Chip rolled through the first set, and his confidence was mounting. Then it happened. He ran for a ball he should have let pass and managed to get his racket on it, at the same time making a sharp stop and scrambling to get back into position. His bum knee reacted as if it had been kicked. It didn't collapse, but it felt as if it might, and now with a 4-2 lead in the second set, Chip knew that the throbbing would only get worse.
Even more disturbing was the certainty that if he lost this set, he could kiss off any chance of winning the next one because in about 40 minutes he was barely going to be able to walk.

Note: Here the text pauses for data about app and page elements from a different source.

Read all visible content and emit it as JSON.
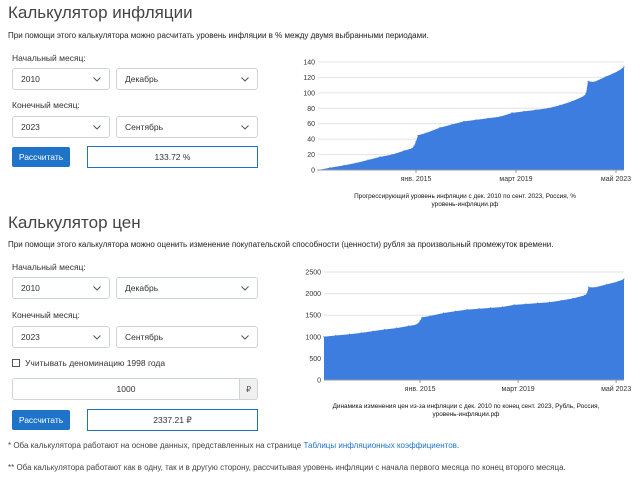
{
  "inflation": {
    "title": "Калькулятор инфляции",
    "description": "При помощи этого калькулятора можно расчитать уровень инфляции в % между двумя выбранными периодами.",
    "start_label": "Начальный месяц:",
    "start_year": "2010",
    "start_month": "Декабрь",
    "end_label": "Конечный месяц:",
    "end_year": "2023",
    "end_month": "Сентябрь",
    "button": "Рассчитать",
    "result": "133.72 %",
    "chart_caption_1": "Прогрессирующий уровень инфляции с дек. 2010 по сент. 2023, Россия, %",
    "chart_caption_2": "уровень-инфляции.рф"
  },
  "prices": {
    "title": "Калькулятор цен",
    "description": "При помощи этого калькулятора можно оценить изменение покупательской способности (ценности) рубля за произвольный промежуток времени.",
    "start_label": "Начальный месяц:",
    "start_year": "2010",
    "start_month": "Декабрь",
    "end_label": "Конечный месяц:",
    "end_year": "2023",
    "end_month": "Сентябрь",
    "denomination_label": "Учитывать деноминацию 1998 года",
    "amount": "1000",
    "currency": "₽",
    "button": "Рассчитать",
    "result": "2337.21 ₽",
    "chart_caption_1": "Динамика изменения цен из-за инфляции с дек. 2010 по конец сент. 2023, Рубль, Россия,",
    "chart_caption_2": "уровень-инфляции.рф"
  },
  "footnotes": {
    "note1_prefix": "* Оба калькулятора работают на основе данных, представленных на странице ",
    "note1_link": "Таблицы инфляционных коэффициентов",
    "note1_suffix": ".",
    "note2": "** Оба калькулятора работают как в одну, так и в другую сторону, рассчитывая уровень инфляции с начала первого месяца по конец второго месяца."
  },
  "colors": {
    "accent": "#1f74c9",
    "area": "#3d7de0"
  },
  "icons": {
    "select_arrow": "chevron-down-icon"
  },
  "chart_data": [
    {
      "type": "area",
      "x_ticks": [
        "янв. 2015",
        "март 2019",
        "май 2023"
      ],
      "y_ticks": [
        0,
        20,
        40,
        60,
        80,
        100,
        120,
        140
      ],
      "ylim": [
        0,
        140
      ],
      "x": [
        "2010-12",
        "2011-06",
        "2012-01",
        "2012-07",
        "2013-01",
        "2013-07",
        "2014-01",
        "2014-07",
        "2014-11",
        "2014-12",
        "2015-01",
        "2015-02",
        "2015-06",
        "2016-01",
        "2016-07",
        "2017-01",
        "2017-07",
        "2018-01",
        "2018-07",
        "2019-01",
        "2019-07",
        "2020-01",
        "2020-07",
        "2021-01",
        "2021-07",
        "2022-01",
        "2022-02",
        "2022-03",
        "2022-06",
        "2022-12",
        "2023-06",
        "2023-09"
      ],
      "values": [
        0,
        3,
        6,
        9,
        13,
        17,
        20,
        25,
        28,
        31,
        37,
        45,
        48,
        55,
        59,
        63,
        65,
        67,
        69,
        74,
        76,
        78,
        80,
        84,
        89,
        96,
        99,
        115,
        114,
        121,
        128,
        133.72
      ],
      "title": "Прогрессирующий уровень инфляции с дек. 2010 по сент. 2023, Россия, %",
      "grid": true
    },
    {
      "type": "area",
      "x_ticks": [
        "янв. 2015",
        "март 2019",
        "май 2023"
      ],
      "y_ticks": [
        0,
        500,
        1000,
        1500,
        2000,
        2500
      ],
      "ylim": [
        0,
        2500
      ],
      "x": [
        "2010-12",
        "2011-06",
        "2012-01",
        "2012-07",
        "2013-01",
        "2013-07",
        "2014-01",
        "2014-07",
        "2014-11",
        "2014-12",
        "2015-01",
        "2015-02",
        "2015-06",
        "2016-01",
        "2016-07",
        "2017-01",
        "2017-07",
        "2018-01",
        "2018-07",
        "2019-01",
        "2019-07",
        "2020-01",
        "2020-07",
        "2021-01",
        "2021-07",
        "2022-01",
        "2022-02",
        "2022-03",
        "2022-06",
        "2022-12",
        "2023-06",
        "2023-09"
      ],
      "values": [
        1000,
        1030,
        1060,
        1090,
        1130,
        1170,
        1200,
        1250,
        1280,
        1310,
        1370,
        1450,
        1480,
        1550,
        1590,
        1630,
        1650,
        1670,
        1690,
        1740,
        1760,
        1780,
        1800,
        1840,
        1890,
        1960,
        1990,
        2150,
        2140,
        2210,
        2280,
        2337.21
      ],
      "title": "Динамика изменения цен из-за инфляции с дек. 2010 по конец сент. 2023, Рубль, Россия,",
      "grid": true
    }
  ]
}
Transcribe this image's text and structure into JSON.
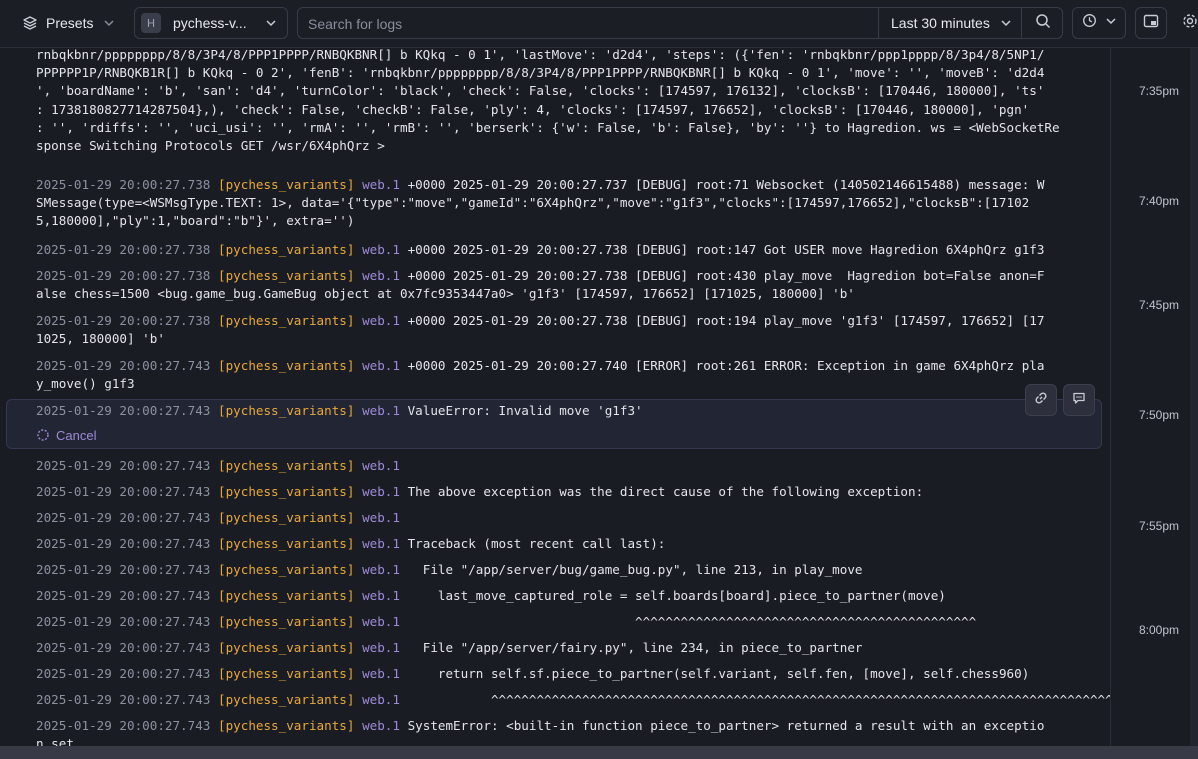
{
  "toolbar": {
    "presets_label": "Presets",
    "source_label": "pychess-v...",
    "search_placeholder": "Search for logs",
    "time_range_label": "Last 30 minutes"
  },
  "timeline": {
    "ticks": [
      "7:35pm",
      "7:40pm",
      "7:45pm",
      "7:50pm",
      "7:55pm",
      "8:00pm"
    ]
  },
  "highlight": {
    "cancel_label": "Cancel"
  },
  "log": {
    "top_lines": [
      "rnbqkbnr/pppppppp/8/8/3P4/8/PPP1PPPP/RNBQKBNR[] b KQkq - 0 1', 'lastMove': 'd2d4', 'steps': ({'fen': 'rnbqkbnr/ppp1pppp/8/3p4/8/5NP1/",
      "PPPPPP1P/RNBQKB1R[] b KQkq - 0 2', 'fenB': 'rnbqkbnr/pppppppp/8/8/3P4/8/PPP1PPPP/RNBQKBNR[] b KQkq - 0 1', 'move': '', 'moveB': 'd2d4",
      "', 'boardName': 'b', 'san': 'd4', 'turnColor': 'black', 'check': False, 'clocks': [174597, 176132], 'clocksB': [170446, 180000], 'ts'",
      ": 1738180827714287504},), 'check': False, 'checkB': False, 'ply': 4, 'clocks': [174597, 176652], 'clocksB': [170446, 180000], 'pgn'",
      ": '', 'rdiffs': '', 'uci_usi': '', 'rmA': '', 'rmB': '', 'berserk': {'w': False, 'b': False}, 'by': ''} to Hagredion. ws = <WebSocketRe",
      "sponse Switching Protocols GET /wsr/6X4phQrz >"
    ],
    "entries": [
      {
        "ts": "2025-01-29 20:00:27.738",
        "service": "[pychess_variants]",
        "pod": "web.1",
        "lines": [
          " +0000 2025-01-29 20:00:27.737 [DEBUG] root:71 Websocket (140502146615488) message: W",
          "SMessage(type=<WSMsgType.TEXT: 1>, data='{\"type\":\"move\",\"gameId\":\"6X4phQrz\",\"move\":\"g1f3\",\"clocks\":[174597,176652],\"clocksB\":[17102",
          "5,180000],\"ply\":1,\"board\":\"b\"}', extra='')"
        ]
      },
      {
        "ts": "2025-01-29 20:00:27.738",
        "service": "[pychess_variants]",
        "pod": "web.1",
        "lines": [
          " +0000 2025-01-29 20:00:27.738 [DEBUG] root:147 Got USER move Hagredion 6X4phQrz g1f3"
        ]
      },
      {
        "ts": "2025-01-29 20:00:27.738",
        "service": "[pychess_variants]",
        "pod": "web.1",
        "lines": [
          " +0000 2025-01-29 20:00:27.738 [DEBUG] root:430 play_move  Hagredion bot=False anon=F",
          "alse chess=1500 <bug.game_bug.GameBug object at 0x7fc9353447a0> 'g1f3' [174597, 176652] [171025, 180000] 'b'"
        ]
      },
      {
        "ts": "2025-01-29 20:00:27.738",
        "service": "[pychess_variants]",
        "pod": "web.1",
        "lines": [
          " +0000 2025-01-29 20:00:27.738 [DEBUG] root:194 play_move 'g1f3' [174597, 176652] [17",
          "1025, 180000] 'b'"
        ]
      },
      {
        "ts": "2025-01-29 20:00:27.743",
        "service": "[pychess_variants]",
        "pod": "web.1",
        "lines": [
          " +0000 2025-01-29 20:00:27.740 [ERROR] root:261 ERROR: Exception in game 6X4phQrz pla",
          "y_move() g1f3"
        ]
      },
      {
        "ts": "2025-01-29 20:00:27.743",
        "service": "[pychess_variants]",
        "pod": "web.1",
        "lines": [
          " ValueError: Invalid move 'g1f3'"
        ]
      },
      {
        "ts": "2025-01-29 20:00:27.743",
        "service": "[pychess_variants]",
        "pod": "web.1",
        "lines": [
          ""
        ]
      },
      {
        "ts": "2025-01-29 20:00:27.743",
        "service": "[pychess_variants]",
        "pod": "web.1",
        "lines": [
          " The above exception was the direct cause of the following exception:"
        ]
      },
      {
        "ts": "2025-01-29 20:00:27.743",
        "service": "[pychess_variants]",
        "pod": "web.1",
        "lines": [
          ""
        ]
      },
      {
        "ts": "2025-01-29 20:00:27.743",
        "service": "[pychess_variants]",
        "pod": "web.1",
        "lines": [
          " Traceback (most recent call last):"
        ]
      },
      {
        "ts": "2025-01-29 20:00:27.743",
        "service": "[pychess_variants]",
        "pod": "web.1",
        "lines": [
          "   File \"/app/server/bug/game_bug.py\", line 213, in play_move"
        ]
      },
      {
        "ts": "2025-01-29 20:00:27.743",
        "service": "[pychess_variants]",
        "pod": "web.1",
        "lines": [
          "     last_move_captured_role = self.boards[board].piece_to_partner(move)"
        ]
      },
      {
        "ts": "2025-01-29 20:00:27.743",
        "service": "[pychess_variants]",
        "pod": "web.1",
        "lines": [
          "                               ^^^^^^^^^^^^^^^^^^^^^^^^^^^^^^^^^^^^^^^^^^^^^"
        ]
      },
      {
        "ts": "2025-01-29 20:00:27.743",
        "service": "[pychess_variants]",
        "pod": "web.1",
        "lines": [
          "   File \"/app/server/fairy.py\", line 234, in piece_to_partner"
        ]
      },
      {
        "ts": "2025-01-29 20:00:27.743",
        "service": "[pychess_variants]",
        "pod": "web.1",
        "lines": [
          "     return self.sf.piece_to_partner(self.variant, self.fen, [move], self.chess960)"
        ]
      },
      {
        "ts": "2025-01-29 20:00:27.743",
        "service": "[pychess_variants]",
        "pod": "web.1",
        "lines": [
          "            ^^^^^^^^^^^^^^^^^^^^^^^^^^^^^^^^^^^^^^^^^^^^^^^^^^^^^^^^^^^^^^^^^^^^^^^^^^^^^^^^^^^^"
        ]
      },
      {
        "ts": "2025-01-29 20:00:27.743",
        "service": "[pychess_variants]",
        "pod": "web.1",
        "lines": [
          " SystemError: <built-in function piece_to_partner> returned a result with an exceptio",
          "n set"
        ]
      }
    ]
  }
}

Indeed, Chip's opponent seemed to sense that something was wrong, and now he was jerking Chip around the court, hitting soft dinks and lobs, moving him up and back.
The only thing Chip could do was try to end each point as quickly as possible: using this strategy he won one of the next three games, making the score 5-4. Now his knee was really hurting. In fact, he couldn't disguise his slight limp when the players changed sides. The only thing he had going for him was that he was serving for the match.
Playing aggressively, Chip quickly knocked off the first two points with sharp volleys, but then he netted a low return and, on the next point, got involved in a baseline rally that he lost. He won the next point, and now he could wrap up the match. He breathed deeply as he prepared to serve and, taking his time, carefully hit the ball down the middle, hoping to nick the service line. He was wide. On his second serve, Chip was startled to see his opponent take a couple of steps forward and catch the ball early. The return, powerful and flat, headed for the corner of the deuce court. And Chip's opponent was following the shot to the net. All of this happened, of course, in a second, but later it seemed to Chip as if time had slowed almost to the point of stopping. He remembered moving to his right and realizing that he could get to the ball, but to do so would mean hitting it off the wrong leg, his right one, and then trying to scramble back to the middle of the court. He knew his knee wouldn't let him do it.
As he went for the ball, all sorts of things flashed through his mind. Or maybe they really didn't, maybe he had been thinking of this moment for a long time, because he had changed. The shot was close, right on the edge of the sideline, in fact, and Chip did the only thing he could, because he had been up this road before and back down, and now he was going up it for the last time. His father, and anyone else who played the game the way you had to play it, would understand. In a loud and clear voice, Chip yelled, "Out!"